Depression is one of the most common mental diseases seen during elderliness.
The fact that elderliness is accepted as a property of depressive symptoms both by the relatives of the patients and doctors is one of the factors which make it difficult to recognize depression. 1
The biological and psychological changes caused by aging appear slowly in years or decades and there is no specific age limit at which people can be accepted as elderly. 1
Therefore, typically, elderly patients with depression do not report depressed moods but instead present with less specific symptoms such as insomnia, anorexia, and fatigue. 1

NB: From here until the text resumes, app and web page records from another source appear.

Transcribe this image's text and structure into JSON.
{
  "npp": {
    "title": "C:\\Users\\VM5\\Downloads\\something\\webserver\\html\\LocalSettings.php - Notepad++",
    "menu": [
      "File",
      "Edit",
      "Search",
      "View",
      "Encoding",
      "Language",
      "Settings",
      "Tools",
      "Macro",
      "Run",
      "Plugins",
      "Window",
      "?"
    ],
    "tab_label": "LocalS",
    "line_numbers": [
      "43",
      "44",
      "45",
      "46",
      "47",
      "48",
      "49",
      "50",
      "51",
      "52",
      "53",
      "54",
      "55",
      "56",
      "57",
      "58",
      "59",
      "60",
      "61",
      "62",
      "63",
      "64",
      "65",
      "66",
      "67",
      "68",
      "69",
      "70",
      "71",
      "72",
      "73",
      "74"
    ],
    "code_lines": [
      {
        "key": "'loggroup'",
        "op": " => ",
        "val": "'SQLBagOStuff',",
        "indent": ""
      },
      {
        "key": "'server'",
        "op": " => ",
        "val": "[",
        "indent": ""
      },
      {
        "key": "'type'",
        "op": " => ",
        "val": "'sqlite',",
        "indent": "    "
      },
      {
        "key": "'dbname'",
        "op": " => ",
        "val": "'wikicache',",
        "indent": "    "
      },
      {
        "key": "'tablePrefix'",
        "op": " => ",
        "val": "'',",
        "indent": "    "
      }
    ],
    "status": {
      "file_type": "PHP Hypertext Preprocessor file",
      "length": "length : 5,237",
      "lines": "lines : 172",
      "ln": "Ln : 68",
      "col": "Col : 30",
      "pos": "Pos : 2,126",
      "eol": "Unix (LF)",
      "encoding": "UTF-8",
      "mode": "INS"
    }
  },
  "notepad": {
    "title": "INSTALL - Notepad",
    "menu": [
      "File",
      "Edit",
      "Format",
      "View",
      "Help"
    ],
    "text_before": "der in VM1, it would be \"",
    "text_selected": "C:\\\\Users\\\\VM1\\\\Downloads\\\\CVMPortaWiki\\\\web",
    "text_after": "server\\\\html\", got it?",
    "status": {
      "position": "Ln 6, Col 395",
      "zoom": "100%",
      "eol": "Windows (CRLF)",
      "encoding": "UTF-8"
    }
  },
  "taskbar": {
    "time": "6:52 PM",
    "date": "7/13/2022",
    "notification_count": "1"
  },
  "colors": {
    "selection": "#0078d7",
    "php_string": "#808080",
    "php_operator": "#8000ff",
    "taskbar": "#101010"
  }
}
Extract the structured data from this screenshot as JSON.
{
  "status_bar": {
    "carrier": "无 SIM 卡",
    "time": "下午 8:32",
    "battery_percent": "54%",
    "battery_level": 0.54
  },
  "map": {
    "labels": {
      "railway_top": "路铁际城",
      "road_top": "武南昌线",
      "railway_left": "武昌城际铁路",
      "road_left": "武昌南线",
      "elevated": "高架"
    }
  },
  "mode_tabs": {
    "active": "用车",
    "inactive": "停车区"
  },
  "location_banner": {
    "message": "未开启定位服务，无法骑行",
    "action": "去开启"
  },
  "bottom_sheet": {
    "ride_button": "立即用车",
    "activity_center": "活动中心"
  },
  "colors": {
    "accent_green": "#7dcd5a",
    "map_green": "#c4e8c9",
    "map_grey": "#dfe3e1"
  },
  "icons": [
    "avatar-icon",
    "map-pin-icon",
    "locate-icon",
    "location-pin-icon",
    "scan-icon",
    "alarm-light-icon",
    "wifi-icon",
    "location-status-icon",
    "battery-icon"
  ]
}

Even if elderly persons sometimes dismiss less severe depression as an acceptable response to life stress or tiredness, it is a common cause of disability, among its consequences are reduced life satisfaction and quality, social deprivation, loneliness, increased use of health and home care services, cognitive decline, impairments in activities of daily living, suicide, and increased nonsuicide mortality. 2
Unfortunately, several studies show that anxiolytics and hypnotics are commonly prescribed for depressed elderly patients instead of antidepressants. But depression is not anxiety, is not a sleep disorder, is a much more impactufull and complex disease which need to be appropriately treated. 2
Depression is never a normal part of aging.
Aging peacefully is a right of our loved ones that we must protect and give them all the support they need to be able to enjoy their children, grandchildren, retirement and the pleasures that even this phase of life is able to give.
Speak with your parents and ask to your doctor.
- Sözeri-Varma G. Depression in the Elderly: Clinical Features and Risk Factors. Aging and Disease 2012; 6:465-471.
- Steffens DC et al. Prevalence of Depression and its treatment in an elderly population. Arch Gen Psychiatry 2002; 57: 601-607.